What to work on » Across the records below, report how many lines include the word "title", stating the number alone.

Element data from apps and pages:
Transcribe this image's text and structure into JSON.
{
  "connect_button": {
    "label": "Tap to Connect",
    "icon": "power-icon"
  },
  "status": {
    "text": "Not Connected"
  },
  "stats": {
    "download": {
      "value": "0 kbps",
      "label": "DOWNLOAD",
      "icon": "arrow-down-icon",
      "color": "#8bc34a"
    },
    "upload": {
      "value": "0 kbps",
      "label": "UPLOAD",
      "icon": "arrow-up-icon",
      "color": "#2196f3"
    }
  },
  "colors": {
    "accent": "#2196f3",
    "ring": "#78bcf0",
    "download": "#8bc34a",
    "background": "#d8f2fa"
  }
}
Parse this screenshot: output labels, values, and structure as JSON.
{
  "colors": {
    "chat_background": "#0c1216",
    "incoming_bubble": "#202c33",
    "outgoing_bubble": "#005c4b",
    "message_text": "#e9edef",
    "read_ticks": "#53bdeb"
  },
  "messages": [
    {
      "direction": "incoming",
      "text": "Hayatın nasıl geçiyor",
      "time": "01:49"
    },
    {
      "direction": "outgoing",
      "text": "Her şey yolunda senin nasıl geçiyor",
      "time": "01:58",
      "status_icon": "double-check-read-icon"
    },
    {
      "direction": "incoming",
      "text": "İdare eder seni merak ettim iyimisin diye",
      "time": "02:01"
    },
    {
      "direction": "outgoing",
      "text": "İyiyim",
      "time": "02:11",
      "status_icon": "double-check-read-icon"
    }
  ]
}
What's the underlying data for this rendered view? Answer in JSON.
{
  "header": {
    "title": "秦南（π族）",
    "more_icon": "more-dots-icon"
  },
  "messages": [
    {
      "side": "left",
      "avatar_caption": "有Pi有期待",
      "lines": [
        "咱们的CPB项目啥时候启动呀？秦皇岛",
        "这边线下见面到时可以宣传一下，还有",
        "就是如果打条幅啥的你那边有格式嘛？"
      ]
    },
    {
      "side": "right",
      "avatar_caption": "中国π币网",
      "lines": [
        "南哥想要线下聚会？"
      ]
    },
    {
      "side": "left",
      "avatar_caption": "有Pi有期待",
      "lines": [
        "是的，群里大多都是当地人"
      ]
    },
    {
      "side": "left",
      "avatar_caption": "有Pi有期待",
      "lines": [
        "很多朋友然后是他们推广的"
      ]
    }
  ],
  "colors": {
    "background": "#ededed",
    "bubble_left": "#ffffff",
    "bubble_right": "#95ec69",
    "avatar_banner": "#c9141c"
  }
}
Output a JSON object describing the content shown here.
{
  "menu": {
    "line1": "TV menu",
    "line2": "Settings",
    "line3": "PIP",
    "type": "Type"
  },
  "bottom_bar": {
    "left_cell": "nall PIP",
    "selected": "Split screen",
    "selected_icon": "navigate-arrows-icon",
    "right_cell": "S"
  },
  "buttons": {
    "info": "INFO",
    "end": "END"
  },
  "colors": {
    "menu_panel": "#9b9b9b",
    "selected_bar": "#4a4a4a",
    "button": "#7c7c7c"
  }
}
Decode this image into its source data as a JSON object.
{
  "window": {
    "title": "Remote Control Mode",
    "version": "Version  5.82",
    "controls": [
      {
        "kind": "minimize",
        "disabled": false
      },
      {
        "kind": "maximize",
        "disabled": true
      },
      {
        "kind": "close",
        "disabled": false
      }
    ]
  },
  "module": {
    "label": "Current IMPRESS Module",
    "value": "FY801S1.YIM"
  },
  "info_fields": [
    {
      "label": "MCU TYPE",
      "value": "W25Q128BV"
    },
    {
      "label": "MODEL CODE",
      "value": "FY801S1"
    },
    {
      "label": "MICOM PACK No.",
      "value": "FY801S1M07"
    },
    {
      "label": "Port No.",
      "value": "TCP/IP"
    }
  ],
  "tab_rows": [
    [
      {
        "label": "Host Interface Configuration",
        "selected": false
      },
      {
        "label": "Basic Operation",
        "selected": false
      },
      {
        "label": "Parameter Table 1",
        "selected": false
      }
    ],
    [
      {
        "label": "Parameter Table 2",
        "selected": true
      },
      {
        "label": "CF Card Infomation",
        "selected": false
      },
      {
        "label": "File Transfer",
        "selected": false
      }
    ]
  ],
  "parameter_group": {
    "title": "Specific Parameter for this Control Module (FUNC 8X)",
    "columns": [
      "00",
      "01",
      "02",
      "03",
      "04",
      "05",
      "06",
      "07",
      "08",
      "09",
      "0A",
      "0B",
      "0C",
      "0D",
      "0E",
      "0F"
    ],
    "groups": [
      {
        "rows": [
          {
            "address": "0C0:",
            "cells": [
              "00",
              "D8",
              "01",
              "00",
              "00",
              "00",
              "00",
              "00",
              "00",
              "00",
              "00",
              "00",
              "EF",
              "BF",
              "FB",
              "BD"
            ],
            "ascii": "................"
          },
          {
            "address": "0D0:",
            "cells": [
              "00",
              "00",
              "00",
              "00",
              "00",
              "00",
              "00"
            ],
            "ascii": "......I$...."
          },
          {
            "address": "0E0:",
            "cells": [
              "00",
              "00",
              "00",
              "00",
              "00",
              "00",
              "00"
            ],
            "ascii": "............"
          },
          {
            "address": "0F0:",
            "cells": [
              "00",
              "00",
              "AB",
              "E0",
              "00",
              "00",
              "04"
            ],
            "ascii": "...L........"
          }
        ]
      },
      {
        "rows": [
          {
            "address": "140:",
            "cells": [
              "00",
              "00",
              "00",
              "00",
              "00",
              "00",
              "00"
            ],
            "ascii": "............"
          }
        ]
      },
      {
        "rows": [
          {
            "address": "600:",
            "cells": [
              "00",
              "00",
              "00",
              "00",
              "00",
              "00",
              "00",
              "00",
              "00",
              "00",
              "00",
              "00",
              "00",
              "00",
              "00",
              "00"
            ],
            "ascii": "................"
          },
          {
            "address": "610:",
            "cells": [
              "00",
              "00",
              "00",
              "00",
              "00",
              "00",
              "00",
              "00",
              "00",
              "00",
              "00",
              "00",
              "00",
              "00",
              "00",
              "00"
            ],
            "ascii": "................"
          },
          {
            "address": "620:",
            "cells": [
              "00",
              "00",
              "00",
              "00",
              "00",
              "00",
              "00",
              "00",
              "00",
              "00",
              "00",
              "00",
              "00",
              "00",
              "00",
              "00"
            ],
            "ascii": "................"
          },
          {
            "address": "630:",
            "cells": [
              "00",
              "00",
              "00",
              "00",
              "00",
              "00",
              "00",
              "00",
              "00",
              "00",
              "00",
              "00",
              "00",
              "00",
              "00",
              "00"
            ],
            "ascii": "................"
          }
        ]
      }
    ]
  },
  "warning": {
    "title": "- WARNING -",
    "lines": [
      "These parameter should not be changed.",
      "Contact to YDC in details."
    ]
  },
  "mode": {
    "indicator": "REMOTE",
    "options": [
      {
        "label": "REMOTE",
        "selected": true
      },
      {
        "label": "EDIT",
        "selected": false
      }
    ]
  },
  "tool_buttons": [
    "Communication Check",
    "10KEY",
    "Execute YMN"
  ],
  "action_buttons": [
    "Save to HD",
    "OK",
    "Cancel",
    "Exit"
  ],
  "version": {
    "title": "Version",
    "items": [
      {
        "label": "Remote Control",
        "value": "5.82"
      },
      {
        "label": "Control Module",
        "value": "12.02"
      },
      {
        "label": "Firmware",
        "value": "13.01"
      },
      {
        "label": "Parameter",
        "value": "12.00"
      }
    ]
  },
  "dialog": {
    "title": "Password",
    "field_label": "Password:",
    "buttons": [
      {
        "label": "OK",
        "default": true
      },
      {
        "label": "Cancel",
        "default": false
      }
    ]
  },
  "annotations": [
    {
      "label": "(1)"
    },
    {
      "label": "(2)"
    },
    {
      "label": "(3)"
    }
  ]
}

Expected answer » 6